With demand outstripping production in many instances, the meat and poultry industry is increasingly required to drill down into its processes in order to extract every possible ounce of value from its products in the safest possible manner.

In terms of profitability it is essential to produce consistent, accurate batches, and with global food safety regulations evolving rapidly, high performance product inspection systems are becoming a part of the furniture – both for contaminant detection and fat analysis purposes.

Food safety is of the utmost importance and is at the top of the list of priorities for meat processors, along with profitability. Contaminated products have the potential to cause harm to consumers and, therefore, to the reputation of your brand. Recalls as a result of contamination are also costly, so a well-executed product inspection plan can pay dividends.

X-ray systems enable processors to inspect 100% of product in-line, which means there is no slowing down of production in order to carry out these quality checks – an important uptime advantage. A poultry manufacturer, as an example, has the challenge of bone detection over most other physical contaminants and, depending on what they are producing, has a number of options when it comes to x-ray detection.

For processed poultry, unpackaged products such as ground chicken, chicken breasts and pumped chicken can be run through a pipeline x-ray machine. This has a number of benefits. Firstly, contaminants can be removed before the product is further processed and more value is added. Secondly, by removing these contaminants, unscheduled downtime can be avoided by preventing damage to downstream equipment.

For packaged products, end of line x-ray systems can check for contaminants in a wide variety of packaging – from plastic trays and metal cans to bags and foil wrapped goods. In addition, the systems are capable of undertaking further product quality checks simultaneously, such as mass measurement, chemical lean or fat value, presence of sealing clips, and even component counts. This adds extra levels of protection, both to consumers and to brands, and offers the reassurance to retailers that products supplied by your company are stringently checked, which can aid contract wins – especially with larger retailers.

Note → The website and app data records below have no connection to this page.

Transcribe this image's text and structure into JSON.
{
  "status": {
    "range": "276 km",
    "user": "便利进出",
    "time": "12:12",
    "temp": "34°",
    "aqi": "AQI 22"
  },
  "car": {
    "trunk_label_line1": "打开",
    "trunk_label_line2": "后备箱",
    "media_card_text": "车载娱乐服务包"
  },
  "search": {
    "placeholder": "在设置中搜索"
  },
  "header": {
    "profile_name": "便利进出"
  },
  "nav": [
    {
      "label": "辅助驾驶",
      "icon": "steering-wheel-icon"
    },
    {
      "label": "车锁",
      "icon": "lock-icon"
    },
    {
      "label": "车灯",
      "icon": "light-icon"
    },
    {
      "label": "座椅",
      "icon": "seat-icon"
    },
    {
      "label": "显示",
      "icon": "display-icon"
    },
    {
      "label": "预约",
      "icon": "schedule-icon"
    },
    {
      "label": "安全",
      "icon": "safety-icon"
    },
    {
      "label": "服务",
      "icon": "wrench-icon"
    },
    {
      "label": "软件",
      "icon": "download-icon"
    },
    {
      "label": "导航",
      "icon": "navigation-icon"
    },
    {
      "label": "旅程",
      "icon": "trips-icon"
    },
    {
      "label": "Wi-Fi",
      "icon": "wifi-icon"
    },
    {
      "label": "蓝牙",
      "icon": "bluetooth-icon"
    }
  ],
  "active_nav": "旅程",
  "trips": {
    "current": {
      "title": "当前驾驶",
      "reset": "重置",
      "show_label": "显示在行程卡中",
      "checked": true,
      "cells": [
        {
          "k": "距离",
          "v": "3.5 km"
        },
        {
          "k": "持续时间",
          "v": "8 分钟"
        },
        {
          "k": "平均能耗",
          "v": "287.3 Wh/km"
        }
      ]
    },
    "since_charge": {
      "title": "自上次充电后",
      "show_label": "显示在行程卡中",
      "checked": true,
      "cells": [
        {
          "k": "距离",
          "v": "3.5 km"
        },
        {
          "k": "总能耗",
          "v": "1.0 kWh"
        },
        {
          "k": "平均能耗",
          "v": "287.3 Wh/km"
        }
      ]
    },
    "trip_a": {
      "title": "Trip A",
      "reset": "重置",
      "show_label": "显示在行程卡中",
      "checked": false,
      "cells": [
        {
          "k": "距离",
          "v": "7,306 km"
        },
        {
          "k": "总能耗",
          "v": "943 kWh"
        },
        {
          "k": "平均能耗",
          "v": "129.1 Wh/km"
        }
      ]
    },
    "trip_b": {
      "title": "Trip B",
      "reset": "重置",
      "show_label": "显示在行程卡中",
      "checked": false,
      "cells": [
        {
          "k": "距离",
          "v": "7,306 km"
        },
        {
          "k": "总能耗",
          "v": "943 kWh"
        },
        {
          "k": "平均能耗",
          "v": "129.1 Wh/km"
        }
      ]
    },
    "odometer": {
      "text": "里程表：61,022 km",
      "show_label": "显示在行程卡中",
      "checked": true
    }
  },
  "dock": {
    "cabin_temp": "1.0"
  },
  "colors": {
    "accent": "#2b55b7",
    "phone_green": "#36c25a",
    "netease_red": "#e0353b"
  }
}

As with all product inspection equipment in the meat industry, the capabilities required and the positioning of the system on your line should be determined by a thorough HACCP risk assessment. This will identify the Critical Control Points (CCPs) in your line and allow you to make an informed decision on how best to remain compliant.

Extracting maximum value from red meat

The meat industry has been said to be slow to adopt new technologies. However, in recent years the need for processors to micro-manage yield has become increasingly apparent, leading to an increase in investment in capital equipment.

Inline fat analysis (FA), in addition to providing contaminant detection, allows meat trimmings and ground meat to be measured accurately for fat content or chemical lean (CL). Using Dual X-Ray Absorptiometry (DEXA) technology, fat analysis can be provided to within +/- 1CL across a wide range of presentations - from fresh and frozen to bulk, blended or packaged. This ability enables lean giveaway to be eliminated, in addition to allowing processors to verify that meat purchased is of the correct specification and accurately priced.

Precision such as this means that processors working to Least Cost Formulation (LCF) production strategies or to specific customer recipes – for sausages, burger patties or ready meal components, for example – can achieve recipe targets in the most cost effective way possible. NP

Kyle Thomas is the Strategic Business Unit Manager at Eagle Product Inspection. Visit www.eaglepi.com for more information. To read this article in its entirety, visit http://bit.ly/eagle0417.